Playing covers is bread and butter for thousands of musicians worldwide. To my ears, a lot of the time these covers do not do justice to the originals. The main causes of poor or average sounding covers are:
- Lacking the skill/diversity to sound like a particular record
- Emulating a record well, but just copying it (sometimes this is OK, but often it’s just a bit lame)
The solution is:
Making killer arrangements and really owning the songs you play
Done right, this should be more enjoyable for audiences and musicians alike, as it provides more of the ‘real deal’ experience of going to see an original show.
You may not have the time, or lack the skills to professionally MD every song you play, but in that case steal arrangements and learn from them. The internet is full of the live arrangements that the original artists are playing, and many are completely amazing.
I love the live versions of songs by Beyonce, Stevie Wonder, Ne-Yo, Mary J. Blige, Michael Jackson, Justin Timberlake, Bruno Mars, Usher and countless others. If you’ve never gone in search of their live shows, you might be pleasantly surprised. Even musicians who say they don’t like pop will still appreciate the musicianship displayed on that level – the live arrangements are far cooler than the records in my eyes!
If you learn someone else’s song, know the single version, and also learn the best live version you can find.
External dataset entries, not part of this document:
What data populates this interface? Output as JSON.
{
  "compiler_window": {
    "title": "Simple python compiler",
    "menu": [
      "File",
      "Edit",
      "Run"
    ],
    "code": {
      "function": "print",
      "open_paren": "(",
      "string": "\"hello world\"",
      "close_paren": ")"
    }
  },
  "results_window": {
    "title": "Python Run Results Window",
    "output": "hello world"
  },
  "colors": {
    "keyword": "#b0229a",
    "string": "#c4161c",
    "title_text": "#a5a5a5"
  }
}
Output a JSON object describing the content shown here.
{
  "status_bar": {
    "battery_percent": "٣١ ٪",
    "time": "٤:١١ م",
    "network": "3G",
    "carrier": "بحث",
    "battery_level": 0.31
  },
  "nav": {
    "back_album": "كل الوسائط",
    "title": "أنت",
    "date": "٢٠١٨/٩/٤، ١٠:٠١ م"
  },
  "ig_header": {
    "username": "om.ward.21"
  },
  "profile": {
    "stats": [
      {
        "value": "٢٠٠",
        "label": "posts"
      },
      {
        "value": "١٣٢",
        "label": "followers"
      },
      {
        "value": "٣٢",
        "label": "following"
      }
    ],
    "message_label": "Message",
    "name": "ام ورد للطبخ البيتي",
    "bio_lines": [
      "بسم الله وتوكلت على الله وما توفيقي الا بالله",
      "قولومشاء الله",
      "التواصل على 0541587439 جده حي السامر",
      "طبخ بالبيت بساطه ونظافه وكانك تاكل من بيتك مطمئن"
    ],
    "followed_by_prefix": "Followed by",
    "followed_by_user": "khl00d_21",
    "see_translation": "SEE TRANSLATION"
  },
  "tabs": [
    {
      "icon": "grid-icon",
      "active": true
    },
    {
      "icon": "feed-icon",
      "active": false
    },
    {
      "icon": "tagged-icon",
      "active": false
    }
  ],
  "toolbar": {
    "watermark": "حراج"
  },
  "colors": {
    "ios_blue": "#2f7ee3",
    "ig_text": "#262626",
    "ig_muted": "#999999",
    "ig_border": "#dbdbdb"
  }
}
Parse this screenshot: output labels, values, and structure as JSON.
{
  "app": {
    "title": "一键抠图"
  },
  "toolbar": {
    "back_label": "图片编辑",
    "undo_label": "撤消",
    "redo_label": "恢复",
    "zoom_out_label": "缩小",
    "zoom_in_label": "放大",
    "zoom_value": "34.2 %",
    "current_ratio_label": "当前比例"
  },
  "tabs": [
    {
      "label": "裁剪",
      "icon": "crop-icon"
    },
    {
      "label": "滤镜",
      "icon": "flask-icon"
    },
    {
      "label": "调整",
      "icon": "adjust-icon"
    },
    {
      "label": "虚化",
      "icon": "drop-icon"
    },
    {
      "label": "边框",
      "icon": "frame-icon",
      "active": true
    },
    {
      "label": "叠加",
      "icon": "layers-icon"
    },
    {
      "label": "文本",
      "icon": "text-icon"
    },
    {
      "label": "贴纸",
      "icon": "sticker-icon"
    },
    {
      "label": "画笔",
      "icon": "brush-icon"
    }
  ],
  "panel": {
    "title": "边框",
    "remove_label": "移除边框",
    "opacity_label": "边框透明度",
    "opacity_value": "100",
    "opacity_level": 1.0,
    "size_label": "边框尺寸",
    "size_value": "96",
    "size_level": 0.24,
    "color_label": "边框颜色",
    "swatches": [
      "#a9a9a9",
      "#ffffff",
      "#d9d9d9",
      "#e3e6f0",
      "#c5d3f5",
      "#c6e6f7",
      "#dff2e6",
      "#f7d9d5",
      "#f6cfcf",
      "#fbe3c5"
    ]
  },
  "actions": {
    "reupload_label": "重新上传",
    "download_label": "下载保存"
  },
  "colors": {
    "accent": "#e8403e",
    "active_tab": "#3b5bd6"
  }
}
Use them to inform and guide your band.
As a drummer you can listen for great stops, stabs, fills, intros and endings and work them in to your own bands arrangements if you want. Everyone obeys you, you’re the drummer.
I once stopped a whole song epically after the first chorus, I was in another world (I think because of technical issues on stage), but the song still stopped neatly. That was dumb, but it goes to show that if you set up feels, fills, stabs, stops and endings well, everyone knows what is going on and follows you. That’s probably the second most important thing to groove, in professional drumming.
The videos I’ve posted in this article are some good examples of live arrangements that stray from the original records in good and interesting ways, and are a great place to start.